“Proof” is definitely a drama, but its actors put it on with the personality and comedic tidings of real life. Even when life is at its worst, humans tend to mock it, something the cast wasn’t afraid to do.

The foundation of the show rested on Catherine’s character and Free Play did an amazing job by choosing Perutz. Catherine is inherently a complex character; although she clearly loves her father, she manifests this love by being incredibly defensive and even at some points aggressive in order to protect him. This leads her to be snarky and unpleasant but damned if she’s not the heroine. Perutz’s facial expressions combined with her deadpan tone were a huge part of why the show was enjoyable, as she clearly made Catherine her own. Whether she was questioning her sanity, having an interaction with her father or falling in love with Hal, Perutz was always exactly on the mark.

In fact, though the cast only had four members, each was very well-chosen and each shone brightly in their roles. Partridge’s prissy but dominating role as Claire was pulled off to perfection, and caused the audience to simultaneously seethe and quietly question whether Catherine was crazy or not. And it seems that no one could have pulled off a better Robert than Benger, what with his neurotic little tics that made Robert real, from pressing his fingers against his temples to going on breathless tangents, spouting analogies.

It may be due to everyone else being spectacular that Plesser was not as impressive playing Hal. Indeed, Hal and Catherine’s relationship was probably the most grating part of the play. Their relationship seemed a little contrived at its start, but it might have been because the full extent of their relationship was not revealed until later in the play. That aside, there was something almost too real about the couple, or maybe it was just because they were too “Brandeis,” on account of Hal’s being a mathematician. From Plesser’s walk to the constant presence of his foot in his mouth to his “aw shucks I’m awkward” aura—though it was at first mildly endearing, his character soon got too familiar. In addition, after the start of their romance, there was more making out and gleeful gazing than was necessary for any play. If the amount of make-outs is one of the few complaints of a play, however, that says something about the quality of the production.
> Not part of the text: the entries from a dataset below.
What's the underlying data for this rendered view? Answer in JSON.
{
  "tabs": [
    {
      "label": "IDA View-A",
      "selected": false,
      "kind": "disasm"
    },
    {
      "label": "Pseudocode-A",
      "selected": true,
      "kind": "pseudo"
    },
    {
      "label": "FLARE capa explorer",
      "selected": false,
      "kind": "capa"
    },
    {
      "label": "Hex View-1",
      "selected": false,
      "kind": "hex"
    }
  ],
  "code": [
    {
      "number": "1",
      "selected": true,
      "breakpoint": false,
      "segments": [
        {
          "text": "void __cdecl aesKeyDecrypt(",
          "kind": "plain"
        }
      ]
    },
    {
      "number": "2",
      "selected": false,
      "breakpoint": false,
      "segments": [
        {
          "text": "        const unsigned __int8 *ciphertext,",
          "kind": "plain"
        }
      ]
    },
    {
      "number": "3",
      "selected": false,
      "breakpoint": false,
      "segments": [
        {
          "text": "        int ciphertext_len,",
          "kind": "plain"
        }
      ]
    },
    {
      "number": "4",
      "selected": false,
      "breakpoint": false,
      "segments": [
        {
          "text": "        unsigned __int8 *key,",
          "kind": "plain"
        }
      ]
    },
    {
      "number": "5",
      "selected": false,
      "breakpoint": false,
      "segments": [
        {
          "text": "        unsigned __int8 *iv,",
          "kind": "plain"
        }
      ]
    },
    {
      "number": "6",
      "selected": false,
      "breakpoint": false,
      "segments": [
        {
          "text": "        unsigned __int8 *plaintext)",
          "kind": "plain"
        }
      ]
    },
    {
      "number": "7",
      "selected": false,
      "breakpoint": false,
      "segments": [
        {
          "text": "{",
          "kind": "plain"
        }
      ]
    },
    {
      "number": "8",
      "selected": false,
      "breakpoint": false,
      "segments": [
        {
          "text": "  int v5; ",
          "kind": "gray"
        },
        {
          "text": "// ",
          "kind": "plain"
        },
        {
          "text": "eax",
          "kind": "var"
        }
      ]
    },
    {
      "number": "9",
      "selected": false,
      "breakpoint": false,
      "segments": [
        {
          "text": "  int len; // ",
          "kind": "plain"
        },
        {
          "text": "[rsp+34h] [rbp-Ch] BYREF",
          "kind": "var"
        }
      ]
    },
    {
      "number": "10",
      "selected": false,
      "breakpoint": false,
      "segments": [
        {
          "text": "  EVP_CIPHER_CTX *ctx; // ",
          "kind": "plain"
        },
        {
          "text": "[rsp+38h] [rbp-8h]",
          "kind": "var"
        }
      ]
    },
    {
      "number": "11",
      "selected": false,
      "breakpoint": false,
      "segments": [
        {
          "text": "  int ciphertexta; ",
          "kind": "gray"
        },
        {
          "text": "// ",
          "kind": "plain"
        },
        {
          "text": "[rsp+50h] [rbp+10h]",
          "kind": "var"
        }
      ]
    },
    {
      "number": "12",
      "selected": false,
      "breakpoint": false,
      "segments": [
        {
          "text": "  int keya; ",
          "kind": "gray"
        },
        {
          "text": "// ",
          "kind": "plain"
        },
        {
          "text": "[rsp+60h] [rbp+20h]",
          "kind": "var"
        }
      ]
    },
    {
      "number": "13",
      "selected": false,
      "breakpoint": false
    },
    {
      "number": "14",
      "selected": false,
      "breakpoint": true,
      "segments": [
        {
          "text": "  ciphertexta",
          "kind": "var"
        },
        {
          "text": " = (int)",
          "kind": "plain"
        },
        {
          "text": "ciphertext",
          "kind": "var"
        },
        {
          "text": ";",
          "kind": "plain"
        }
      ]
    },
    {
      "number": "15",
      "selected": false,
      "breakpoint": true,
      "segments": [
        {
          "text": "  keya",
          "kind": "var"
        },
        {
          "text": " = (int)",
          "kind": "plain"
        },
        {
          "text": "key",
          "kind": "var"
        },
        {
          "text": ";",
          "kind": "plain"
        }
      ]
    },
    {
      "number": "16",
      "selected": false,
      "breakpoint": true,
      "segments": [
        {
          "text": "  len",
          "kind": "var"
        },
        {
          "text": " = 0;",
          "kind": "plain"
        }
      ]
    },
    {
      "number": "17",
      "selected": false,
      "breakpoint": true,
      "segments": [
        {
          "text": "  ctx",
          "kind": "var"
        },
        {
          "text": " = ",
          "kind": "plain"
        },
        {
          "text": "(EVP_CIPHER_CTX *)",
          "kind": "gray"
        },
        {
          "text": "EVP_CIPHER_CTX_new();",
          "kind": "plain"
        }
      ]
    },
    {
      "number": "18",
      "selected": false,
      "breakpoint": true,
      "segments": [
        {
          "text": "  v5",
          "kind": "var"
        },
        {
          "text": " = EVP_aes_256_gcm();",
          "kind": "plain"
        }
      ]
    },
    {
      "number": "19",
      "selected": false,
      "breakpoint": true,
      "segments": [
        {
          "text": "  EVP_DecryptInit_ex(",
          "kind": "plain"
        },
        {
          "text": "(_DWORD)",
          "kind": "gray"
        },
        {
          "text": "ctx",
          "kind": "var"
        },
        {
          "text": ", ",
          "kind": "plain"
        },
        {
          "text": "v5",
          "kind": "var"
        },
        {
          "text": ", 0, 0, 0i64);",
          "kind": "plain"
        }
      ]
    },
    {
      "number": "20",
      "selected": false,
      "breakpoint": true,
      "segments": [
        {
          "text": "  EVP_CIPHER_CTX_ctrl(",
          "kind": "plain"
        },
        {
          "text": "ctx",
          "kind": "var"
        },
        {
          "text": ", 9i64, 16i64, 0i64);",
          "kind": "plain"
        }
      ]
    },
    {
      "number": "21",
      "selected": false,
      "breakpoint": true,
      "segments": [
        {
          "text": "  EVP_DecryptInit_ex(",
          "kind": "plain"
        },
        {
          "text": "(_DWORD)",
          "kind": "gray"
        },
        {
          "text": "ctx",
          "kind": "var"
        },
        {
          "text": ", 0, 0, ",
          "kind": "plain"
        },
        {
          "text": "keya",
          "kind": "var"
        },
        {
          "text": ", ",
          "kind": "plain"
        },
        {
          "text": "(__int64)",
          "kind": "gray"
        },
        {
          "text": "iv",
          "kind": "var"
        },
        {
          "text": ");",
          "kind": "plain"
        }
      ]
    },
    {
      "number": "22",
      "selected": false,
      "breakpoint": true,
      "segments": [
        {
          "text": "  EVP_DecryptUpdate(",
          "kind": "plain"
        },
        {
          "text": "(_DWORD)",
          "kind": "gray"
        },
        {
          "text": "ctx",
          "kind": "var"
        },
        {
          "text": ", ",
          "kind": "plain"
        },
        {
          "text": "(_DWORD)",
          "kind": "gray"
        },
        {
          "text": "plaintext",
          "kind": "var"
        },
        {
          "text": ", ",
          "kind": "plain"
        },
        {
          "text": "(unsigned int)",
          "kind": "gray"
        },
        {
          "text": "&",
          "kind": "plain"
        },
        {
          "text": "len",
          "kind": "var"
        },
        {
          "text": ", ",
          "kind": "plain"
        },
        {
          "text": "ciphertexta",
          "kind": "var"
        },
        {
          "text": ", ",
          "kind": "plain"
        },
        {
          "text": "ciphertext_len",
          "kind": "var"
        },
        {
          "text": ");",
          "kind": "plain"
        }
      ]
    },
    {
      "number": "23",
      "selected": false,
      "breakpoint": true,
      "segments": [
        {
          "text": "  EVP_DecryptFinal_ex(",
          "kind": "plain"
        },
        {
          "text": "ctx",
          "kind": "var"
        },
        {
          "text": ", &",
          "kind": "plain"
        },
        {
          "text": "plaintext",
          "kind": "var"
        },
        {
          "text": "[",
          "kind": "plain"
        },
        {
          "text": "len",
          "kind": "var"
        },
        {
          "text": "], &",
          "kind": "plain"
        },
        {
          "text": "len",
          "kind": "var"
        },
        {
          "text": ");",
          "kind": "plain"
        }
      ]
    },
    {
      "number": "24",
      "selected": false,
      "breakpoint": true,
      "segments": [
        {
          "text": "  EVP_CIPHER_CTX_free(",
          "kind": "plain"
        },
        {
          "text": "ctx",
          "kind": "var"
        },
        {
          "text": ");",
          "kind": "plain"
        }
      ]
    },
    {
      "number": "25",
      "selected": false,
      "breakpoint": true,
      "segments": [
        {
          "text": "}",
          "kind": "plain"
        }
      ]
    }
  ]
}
The other complaint of the show is the setting of the show. It took place in Schwartz Auditorium, where others have been able to pull off successful productions. For one reason or another, Free Play decided it would be best to utilize the space by bringing in chairs for the audience on the main floor and to have the play take place on a slightly elevated wooden platform. This was probably one of the worst decisions they probably could have made. From the third row in the audience, it was necessary to peer over heads or otherwise lean to the left or right depending on whether the viewer wanted to focus on Catherine or Hal. This would not have been so terrible if the main stage up front had been used, but other than Robert sitting on it once, it went untouched.

Save some uncomfortable moments and an awkward setting, “Proof” was moving and thought-provoking, largely due to an incredibly talented cast.